While all three of these processes are important, Floortime is the hub around which the other two revolve because it is primarily through Floortime that your child will learn to interact in a way that fosters growth. As his specific needs are met with therapy he will bring his new abilities to floor-time interactions. As you learn how your own responses influence your child, you will put that learning to use in the floor time. In the interactions and free play of floor time, you can help your child build interpersonal, emotional, and intellectual skills.
Floortime is precisely that: a 20-to-30-minute period when you get down on the floor with your child and interact and play. How can playful interactions help your child master the milestones? The answer has to do with the nature of the interactions. Certain types of interactions with other people promote a child’s growth.
First, though, we want to explore the importance of human relationships.
Human relationships are critical to a child’s development. Human beings seem to be created to learn and grow in the context of relating to other humans; the brain and the mind simply don’t develop without being nurtured by human relationships. Without relationships, self-esteem, initiative, and creativity do not grow either. Even the more intellectual functions of the brain—logic, judgment, abstract thought—don’t develop without a constant source of relating.
Much of our best early learning happens through our relating to other people. An infant learns about cause and effect in part by dropping her spoon and watching it hit the floor. But she learns far more, and far earlier and more solidly, by smiling and getting a smile back. Later she learns by reaching out her arms and having Mommy pick her up. The pleasure that results from this learning is far more intense; the subtleties in Mommy’s response far more varied. This kind of rich and intense response, which becomes deeply etched in the child’s emotions, is possible only in human interactions. The child then applies this emotional lesson in causality (“I can make something happen”) to the physical world. That the emotional lesson comes first and is the basis for the cognitive lesson is opposite to the traditional view of cognition and learning. This insight is essential for mobilizing intellectual and emotional growth in children with special needs.
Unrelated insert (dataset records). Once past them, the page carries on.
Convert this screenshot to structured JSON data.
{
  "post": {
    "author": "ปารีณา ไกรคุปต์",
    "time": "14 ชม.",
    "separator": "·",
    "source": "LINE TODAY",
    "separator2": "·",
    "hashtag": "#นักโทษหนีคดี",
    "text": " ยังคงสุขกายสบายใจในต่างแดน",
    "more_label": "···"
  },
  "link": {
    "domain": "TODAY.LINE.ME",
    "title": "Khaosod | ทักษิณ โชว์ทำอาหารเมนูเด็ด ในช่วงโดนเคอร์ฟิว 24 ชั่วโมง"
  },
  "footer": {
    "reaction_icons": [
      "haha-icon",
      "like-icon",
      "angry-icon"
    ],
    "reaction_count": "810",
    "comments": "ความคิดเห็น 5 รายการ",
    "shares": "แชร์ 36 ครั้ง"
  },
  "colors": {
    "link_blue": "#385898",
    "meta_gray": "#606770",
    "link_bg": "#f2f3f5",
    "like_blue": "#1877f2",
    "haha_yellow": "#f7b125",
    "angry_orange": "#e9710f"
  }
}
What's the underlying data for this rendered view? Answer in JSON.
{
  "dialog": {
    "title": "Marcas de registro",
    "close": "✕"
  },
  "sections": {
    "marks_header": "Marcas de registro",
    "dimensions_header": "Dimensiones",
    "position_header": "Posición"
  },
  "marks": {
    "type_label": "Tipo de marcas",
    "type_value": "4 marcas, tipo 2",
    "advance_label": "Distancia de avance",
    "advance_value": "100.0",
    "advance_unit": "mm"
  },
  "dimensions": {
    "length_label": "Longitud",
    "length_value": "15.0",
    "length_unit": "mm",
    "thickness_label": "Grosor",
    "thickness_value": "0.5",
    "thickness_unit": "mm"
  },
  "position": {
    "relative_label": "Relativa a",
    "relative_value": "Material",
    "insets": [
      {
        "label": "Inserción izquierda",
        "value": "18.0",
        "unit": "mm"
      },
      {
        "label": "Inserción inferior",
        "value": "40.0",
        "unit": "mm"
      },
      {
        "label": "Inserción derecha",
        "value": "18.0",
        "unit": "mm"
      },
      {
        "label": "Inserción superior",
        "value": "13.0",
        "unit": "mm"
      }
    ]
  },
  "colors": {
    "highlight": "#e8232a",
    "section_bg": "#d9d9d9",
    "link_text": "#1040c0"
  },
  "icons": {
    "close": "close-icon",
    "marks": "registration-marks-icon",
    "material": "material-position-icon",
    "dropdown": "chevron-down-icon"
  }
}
Through interactions, you can mobilize your child’s emotions in the service of his learning. Emotions make all learning possible. By interacting with your child in ways that capitalize on his emotions—by following his interests and motivations—you can help him climb the developmental ladder. You can help him want to learn how to attend to you; you can help him want to learn how to engage in a dialogue; you can inspire him to take initiative, to learn about causality and logic, to act to solve problems even before he speaks and moves into the world of ideas. As together you open and close many “circles of communication” (a back-and-forth communication between you and your child) in a row, you can help him connect his emotions and his intent with his behavior (such as pointing for a toy) and eventually with his words and ideas (“Give me that!”). In helping him link his emotions to his behavior and his words in a purposeful way, instead of learning by rote, you enable your child to begin to relate to you and the world more meaningfully, spontaneously, flexibly, and warmly. He gains a firmer foundation for advanced cognitive skills.
Children with special needs require a tremendous amount of practice in linking their intent or emotions to their behavior and then to their words. Like a right-handed person learning to throw a curve ball with her left hand, they need to practice the skill over and over to master it. Floortime is your child’s practice time. Each time you get down on the floor and interact—spontaneously, joyfully, following your child’s interests and motivations—you help him build that link between emotion and behavior, and eventually words, and in doing so move forward on his journey up the developmental ladder.